Stocks End Lower but Not Quite in Bear Market
Another volatile day on Wall Street ended with more losses for stocks Thursday, drawing the S&P 500 closer to its first bear market since the beginning of the pandemic.
A bear market means that an individual stock or a stock index, like the S&P 500, has fallen at least 20% from a recent high point.
The index, a benchmark for many funds, fell 0.6% Thursday after easing off a deeper stumble. The latest decline came a day after the S&P 500 had its biggest drop in nearly two years. It’s now down 18.7% from the record high it set early this year.
The Dow Jones Industrial Average fell 0.8% and the Nasdaq slipped 0.3%.
The indexes remain in a deep slump as investors worry that the inflation that’s hurting people as they are shopping for groceries and filling their cars with fuel is also walloping profits at U.S. companies.
“There’s just still a significant amount of uncertainty,” said Lindsey Bell, chief markets and money strategist at Ally Invest, “especially in regard to what the [Federal Reserve] is going to do, how that’s going to impact growth in the future, and additionally, where the heck is inflation going from here.”
The S&P 500 fell 22.89 points to 3,900.79. The Dow dropped 236.94 points to 31,253.13. The Nasdaq slid 29.66 points to 11,388.50. The three indexes are on pace to extend a string of at least six weekly losses.
Smaller-company stocks held up better than the broader market. The Russell 2000 rose 1.38 points, or 0.1%, to 1,776.22.

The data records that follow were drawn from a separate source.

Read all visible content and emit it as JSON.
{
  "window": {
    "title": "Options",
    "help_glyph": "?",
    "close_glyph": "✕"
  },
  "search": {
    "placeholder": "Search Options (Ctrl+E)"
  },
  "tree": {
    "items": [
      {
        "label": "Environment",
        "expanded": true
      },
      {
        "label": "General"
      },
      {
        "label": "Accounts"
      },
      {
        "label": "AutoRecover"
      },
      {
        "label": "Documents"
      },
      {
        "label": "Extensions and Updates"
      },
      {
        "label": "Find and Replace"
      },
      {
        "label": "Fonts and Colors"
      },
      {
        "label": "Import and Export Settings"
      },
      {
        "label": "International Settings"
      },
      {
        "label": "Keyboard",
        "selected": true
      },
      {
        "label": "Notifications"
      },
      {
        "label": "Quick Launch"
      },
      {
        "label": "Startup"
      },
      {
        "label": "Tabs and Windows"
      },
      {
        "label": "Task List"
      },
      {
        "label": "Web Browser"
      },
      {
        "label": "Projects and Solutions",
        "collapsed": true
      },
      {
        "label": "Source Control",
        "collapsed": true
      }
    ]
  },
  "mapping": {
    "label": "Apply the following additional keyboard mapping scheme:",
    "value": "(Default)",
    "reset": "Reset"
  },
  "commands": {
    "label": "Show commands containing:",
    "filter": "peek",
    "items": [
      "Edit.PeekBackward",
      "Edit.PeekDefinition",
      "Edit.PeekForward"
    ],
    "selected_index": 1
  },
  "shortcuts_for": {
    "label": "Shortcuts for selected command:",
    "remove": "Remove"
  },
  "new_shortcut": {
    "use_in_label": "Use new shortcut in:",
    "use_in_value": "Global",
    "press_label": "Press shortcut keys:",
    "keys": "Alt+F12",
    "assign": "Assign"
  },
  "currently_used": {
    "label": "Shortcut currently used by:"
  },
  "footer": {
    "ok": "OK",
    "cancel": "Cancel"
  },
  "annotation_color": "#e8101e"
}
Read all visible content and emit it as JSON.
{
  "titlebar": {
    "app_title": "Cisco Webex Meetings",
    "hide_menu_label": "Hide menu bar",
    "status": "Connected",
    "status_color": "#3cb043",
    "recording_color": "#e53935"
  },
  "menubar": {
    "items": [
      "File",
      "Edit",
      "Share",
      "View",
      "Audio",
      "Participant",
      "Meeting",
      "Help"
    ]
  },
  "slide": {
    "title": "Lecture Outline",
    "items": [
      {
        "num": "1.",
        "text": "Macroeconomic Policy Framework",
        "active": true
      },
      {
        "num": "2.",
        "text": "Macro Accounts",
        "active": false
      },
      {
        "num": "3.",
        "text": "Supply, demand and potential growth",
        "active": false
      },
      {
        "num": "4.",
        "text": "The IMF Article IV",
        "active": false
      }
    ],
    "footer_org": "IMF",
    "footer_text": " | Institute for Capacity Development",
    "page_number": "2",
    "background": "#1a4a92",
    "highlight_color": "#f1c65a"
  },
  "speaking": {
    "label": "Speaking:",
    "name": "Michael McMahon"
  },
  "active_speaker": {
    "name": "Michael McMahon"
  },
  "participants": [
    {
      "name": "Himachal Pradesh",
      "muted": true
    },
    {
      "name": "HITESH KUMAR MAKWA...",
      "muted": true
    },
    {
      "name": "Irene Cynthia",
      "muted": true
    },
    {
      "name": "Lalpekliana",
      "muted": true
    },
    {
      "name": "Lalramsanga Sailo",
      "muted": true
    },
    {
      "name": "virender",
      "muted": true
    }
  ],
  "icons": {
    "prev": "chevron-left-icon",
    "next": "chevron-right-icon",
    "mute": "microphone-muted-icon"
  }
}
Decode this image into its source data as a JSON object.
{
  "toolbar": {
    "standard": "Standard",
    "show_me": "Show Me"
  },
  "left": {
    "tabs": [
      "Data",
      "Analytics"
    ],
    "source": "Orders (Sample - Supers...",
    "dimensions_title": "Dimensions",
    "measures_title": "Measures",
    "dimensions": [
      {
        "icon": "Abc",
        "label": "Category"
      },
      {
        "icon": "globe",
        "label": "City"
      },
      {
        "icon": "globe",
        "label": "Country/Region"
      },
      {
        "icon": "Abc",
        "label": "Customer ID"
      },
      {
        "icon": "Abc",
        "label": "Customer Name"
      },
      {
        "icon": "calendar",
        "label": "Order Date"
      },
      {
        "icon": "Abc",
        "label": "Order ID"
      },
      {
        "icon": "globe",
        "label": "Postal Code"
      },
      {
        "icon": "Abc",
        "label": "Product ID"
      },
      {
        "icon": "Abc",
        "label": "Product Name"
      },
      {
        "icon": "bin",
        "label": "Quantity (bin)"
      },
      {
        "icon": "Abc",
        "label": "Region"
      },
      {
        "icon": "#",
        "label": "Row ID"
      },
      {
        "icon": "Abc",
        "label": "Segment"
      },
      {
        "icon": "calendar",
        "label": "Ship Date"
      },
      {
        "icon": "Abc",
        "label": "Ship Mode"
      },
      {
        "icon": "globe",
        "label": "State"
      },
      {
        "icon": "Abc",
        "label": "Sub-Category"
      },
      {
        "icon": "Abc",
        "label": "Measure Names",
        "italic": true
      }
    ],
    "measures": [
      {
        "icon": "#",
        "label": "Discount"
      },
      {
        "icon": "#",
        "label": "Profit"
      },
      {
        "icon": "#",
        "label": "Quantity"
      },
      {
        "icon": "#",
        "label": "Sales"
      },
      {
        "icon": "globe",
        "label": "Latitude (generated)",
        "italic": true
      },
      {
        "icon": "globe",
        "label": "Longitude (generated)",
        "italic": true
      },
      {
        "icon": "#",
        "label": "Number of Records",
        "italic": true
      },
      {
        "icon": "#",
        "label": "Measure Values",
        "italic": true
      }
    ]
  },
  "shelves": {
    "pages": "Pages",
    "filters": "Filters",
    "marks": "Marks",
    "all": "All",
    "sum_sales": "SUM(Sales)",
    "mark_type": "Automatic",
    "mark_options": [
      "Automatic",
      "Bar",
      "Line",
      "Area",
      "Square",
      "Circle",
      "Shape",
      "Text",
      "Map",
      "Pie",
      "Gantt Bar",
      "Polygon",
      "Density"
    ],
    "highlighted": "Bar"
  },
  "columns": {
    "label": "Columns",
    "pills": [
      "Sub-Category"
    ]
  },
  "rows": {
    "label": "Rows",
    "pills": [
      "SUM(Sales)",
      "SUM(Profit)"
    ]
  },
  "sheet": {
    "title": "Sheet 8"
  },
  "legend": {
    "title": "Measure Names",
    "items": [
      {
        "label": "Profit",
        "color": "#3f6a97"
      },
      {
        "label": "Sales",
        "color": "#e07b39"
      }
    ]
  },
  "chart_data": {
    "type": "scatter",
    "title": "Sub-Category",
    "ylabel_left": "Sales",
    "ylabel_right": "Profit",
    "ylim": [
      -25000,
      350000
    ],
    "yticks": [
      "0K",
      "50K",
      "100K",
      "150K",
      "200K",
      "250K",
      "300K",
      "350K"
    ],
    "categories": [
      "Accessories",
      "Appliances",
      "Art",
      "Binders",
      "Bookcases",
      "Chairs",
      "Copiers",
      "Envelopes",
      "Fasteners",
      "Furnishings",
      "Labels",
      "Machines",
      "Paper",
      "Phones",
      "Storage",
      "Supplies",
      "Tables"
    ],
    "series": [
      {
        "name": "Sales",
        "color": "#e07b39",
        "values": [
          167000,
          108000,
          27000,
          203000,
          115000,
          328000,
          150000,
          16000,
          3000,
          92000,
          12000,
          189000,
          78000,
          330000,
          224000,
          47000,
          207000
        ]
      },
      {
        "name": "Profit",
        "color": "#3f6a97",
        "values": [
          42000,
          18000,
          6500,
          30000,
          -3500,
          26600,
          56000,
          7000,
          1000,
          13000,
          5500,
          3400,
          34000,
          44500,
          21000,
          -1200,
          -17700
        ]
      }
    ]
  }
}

Rising interest rates, high inflation, the war in Ukraine and a slowdown in China’s economy have caused investors to reconsider the prices they’re willing to pay for a wide range of stocks, from high-flying tech companies to traditional automakers.
Wall Street is also worried about the Federal Reserve’s plan to fight the highest inflation in four decades. The Fed is raising interest rates aggressively, and investors are concerned that the central bank could cause a recession if it raises rates too high or too quickly.
The 10-year Treasury pulled back to 2.85% from 2.88% late Wednesday, but it has been generally rising as investors prepare for a market with higher interest rates. That has also pushed up mortgage rates, which is contributing to a slowdown in home sales.
The pile of concerns on Wall Street has made for very choppy trading and big swings between gains and losses within any given day.
Technology stocks have been some of the most volatile holdings. The sector includes heavyweights like Apple that have lofty valuations, which tend to push the market more forcefully up or down. Technology stocks fell Thursday, accounting for a big share of the S&P 500’s drop.
Household goods companies, grocery store operators and food producers fell broadly. General Mills fell 2.1% and Clorox fell 5.3%.
Retailers and other companies that rely on direct consumer spending mostly rose. Amazon added 0.2% and Expedia climbed 5.3%.